The house is a sort of luxury log cabin made of high finish knotty pine. From the front entrance, you immediately enter a two-story great room with a picture window and mountain view. It was not at all what I expected. Their house in Jamaica Plain is a ramshackle Victorian that Linda inherited from her family, what one might call shabby genteel. Every inch of wall space is covered with framed artwork, an eclectic collection amassed from several generations of world travel. The living room has built-in shelves packed with dusty, hardbacks from a previous generation.
They seem to have taken on a wholly different identity in the Berkshires. Their summer house was spare. No artwork or books adorned the walls. Perhaps this was born of the necessity of renting the house out to strangers, as they had over the years. But I couldn’t stop thinking about this alternative George and Linda and the ways in which we are shaped by our surroundings. The house revealed less of their personality, yet was somehow more ostentatious, a display of wealth that would have embarrassed them in JP.

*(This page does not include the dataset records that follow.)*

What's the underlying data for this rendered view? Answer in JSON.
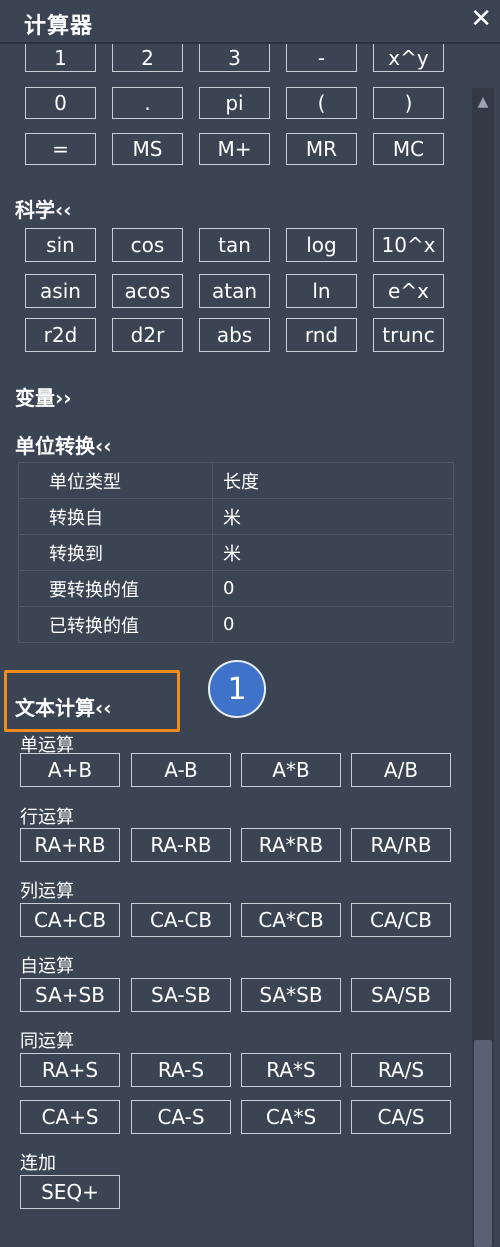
{
  "window": {
    "title": "计算器",
    "close_label": "✕"
  },
  "basic": {
    "row1": [
      "1",
      "2",
      "3",
      "-",
      "x^y"
    ],
    "row2": [
      "0",
      ".",
      "pi",
      "(",
      ")"
    ],
    "row3": [
      "=",
      "MS",
      "M+",
      "MR",
      "MC"
    ]
  },
  "science": {
    "heading": "科学‹‹",
    "row1": [
      "sin",
      "cos",
      "tan",
      "log",
      "10^x"
    ],
    "row2": [
      "asin",
      "acos",
      "atan",
      "ln",
      "e^x"
    ],
    "row3": [
      "r2d",
      "d2r",
      "abs",
      "rnd",
      "trunc"
    ]
  },
  "variables": {
    "heading": "变量››"
  },
  "unit_conversion": {
    "heading": "单位转换‹‹",
    "rows": [
      {
        "key": "单位类型",
        "value": "长度"
      },
      {
        "key": "转换自",
        "value": "米"
      },
      {
        "key": "转换到",
        "value": "米"
      },
      {
        "key": "要转换的值",
        "value": "0"
      },
      {
        "key": "已转换的值",
        "value": "0"
      }
    ]
  },
  "text_calc": {
    "heading": "文本计算‹‹",
    "badge": "1",
    "cell_ops": {
      "label": "单运算",
      "buttons": [
        "A+B",
        "A-B",
        "A*B",
        "A/B"
      ]
    },
    "row_ops": {
      "label": "行运算",
      "buttons": [
        "RA+RB",
        "RA-RB",
        "RA*RB",
        "RA/RB"
      ]
    },
    "col_ops": {
      "label": "列运算",
      "buttons": [
        "CA+CB",
        "CA-CB",
        "CA*CB",
        "CA/CB"
      ]
    },
    "self_ops": {
      "label": "自运算",
      "buttons": [
        "SA+SB",
        "SA-SB",
        "SA*SB",
        "SA/SB"
      ]
    },
    "same_ops": {
      "label": "同运算",
      "row1": [
        "RA+S",
        "RA-S",
        "RA*S",
        "RA/S"
      ],
      "row2": [
        "CA+S",
        "CA-S",
        "CA*S",
        "CA/S"
      ]
    },
    "sum": {
      "label": "连加",
      "buttons": [
        "SEQ+"
      ]
    }
  },
  "colors": {
    "background": "#3b4453",
    "highlight": "#f28c1e",
    "badge": "#3f72c9"
  }
}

My expectations were upended in more ways than one. Instead of solitude in a dank old summer house, I felt like an unwelcome visitor in a faux rustic playpen. I was also a third wheel, as Dexter was there with his girlfriend Leanne. I knew a little bit about Dexter from his parents and sensed he had led a charmed life. Reports from his parents were basically of the proud, glowing variety, a habit born of ceaseless competition with friends over whose adult kids were the most successful.
The facts as presented by his parents were as follows: Dexter had dropped out of Columbia’s School of International and Public Affairs to start his own technology security company, which had secured the business of several important overseas clients. Dexter met Leanne at Columbia, where she was a rising star at the graduate School of Journalism. Leanne was raised by a working class, single mom in a small town in western Pennsylvania, from which she had escaped through a combination of keen intelligence and grit.

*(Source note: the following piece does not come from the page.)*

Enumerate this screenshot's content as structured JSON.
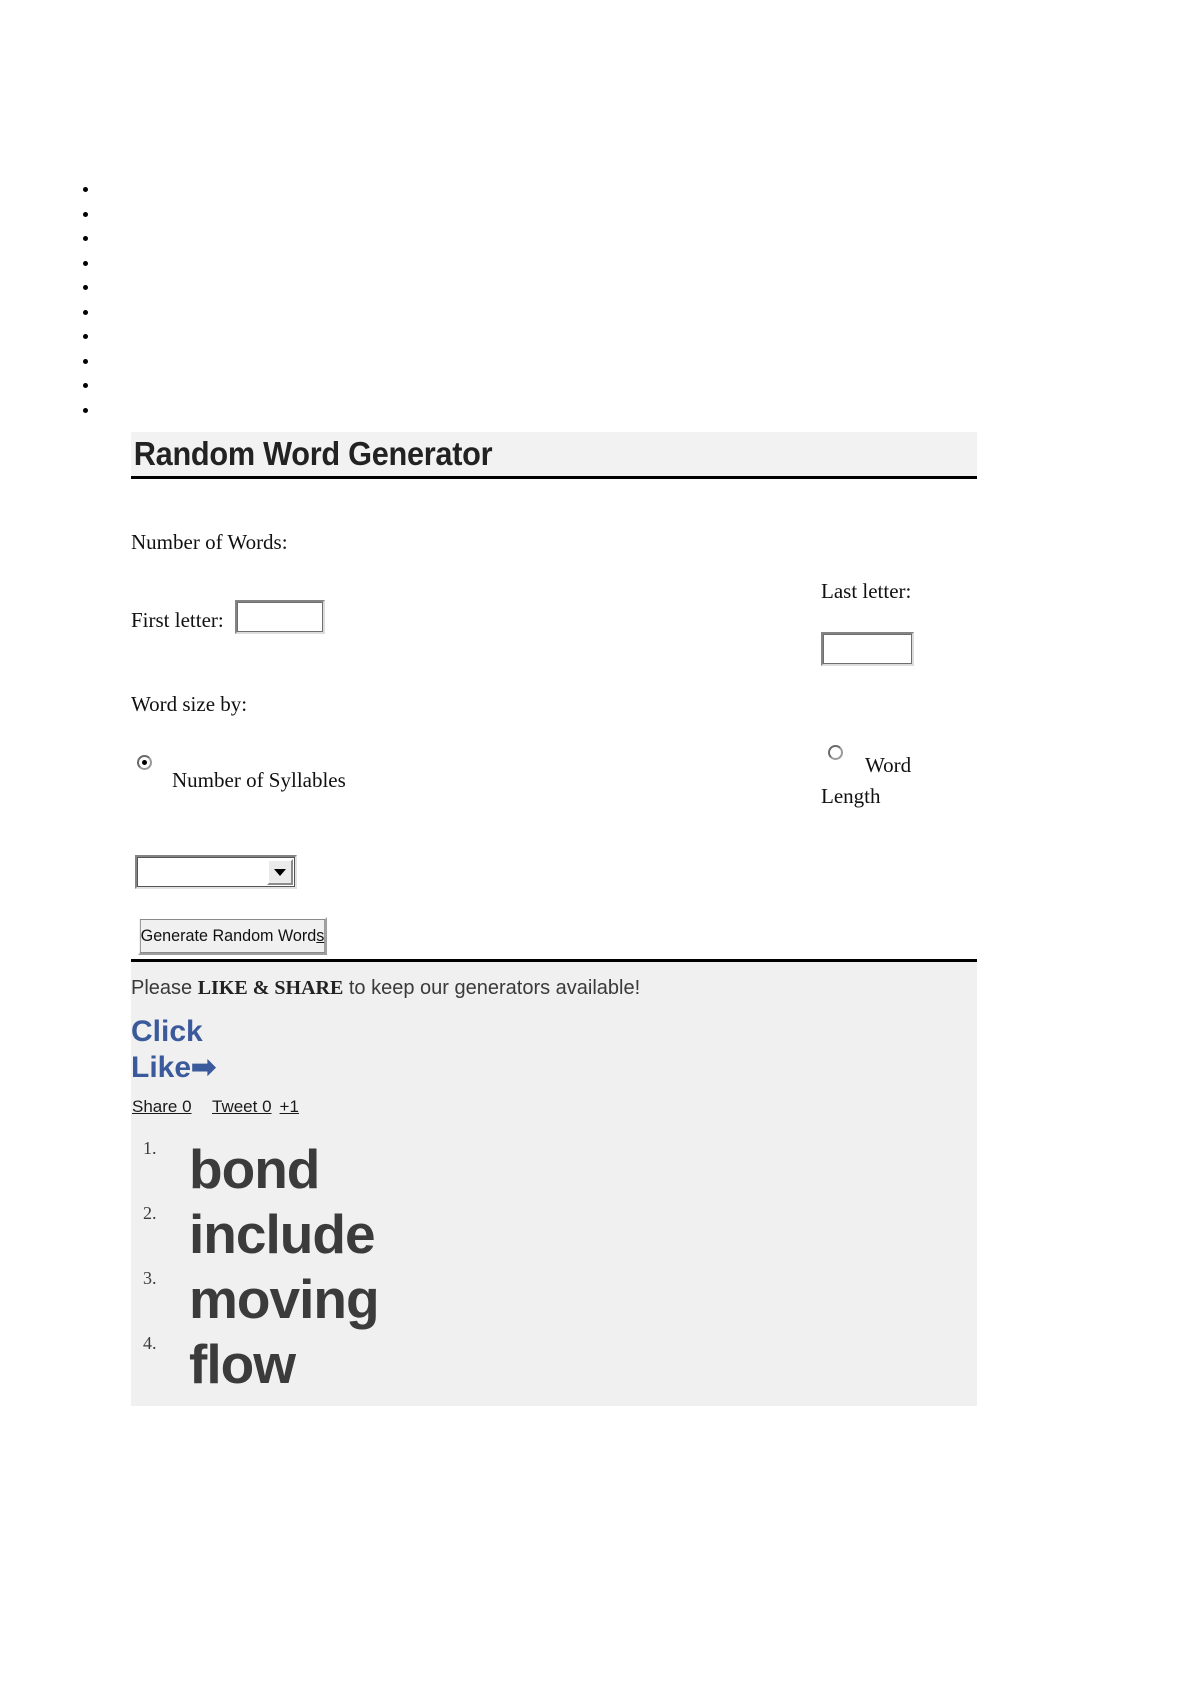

As for the relationship, the two parents did not see eye to eye. George had no issue with Leanne. He thought she had “a real head on her shoulders,” was “going places,” and was generally a positive influence on Dexter. Linda was skeptical, seeing her as a hopeless striver who would drop Dexter as soon as he was no longer useful to her.
Knowing so much about them, while they hardly knew me from Adam, made me feel a bit like a voyeur. When I arrived, Leanne was preparing a gourmet meal from a recipe on her iPad while enjoying a glass of Bordeaux. She had the look of someone who had arrived. But as the night progressed, I watched her slowly numb herself with wine and I tried to figure out why.
Leanne had completely reinvented herself, but had lost something essential along the way. She had a great deal of pride, feeling superior to all those she had left behind in the small town where she had grown up, yet at the same time superior to all the entitled rich kids she had outshined when she got to the big city. Now she was living behind thick castle walls of her own creation and needed something to dull the pain of her loneliness.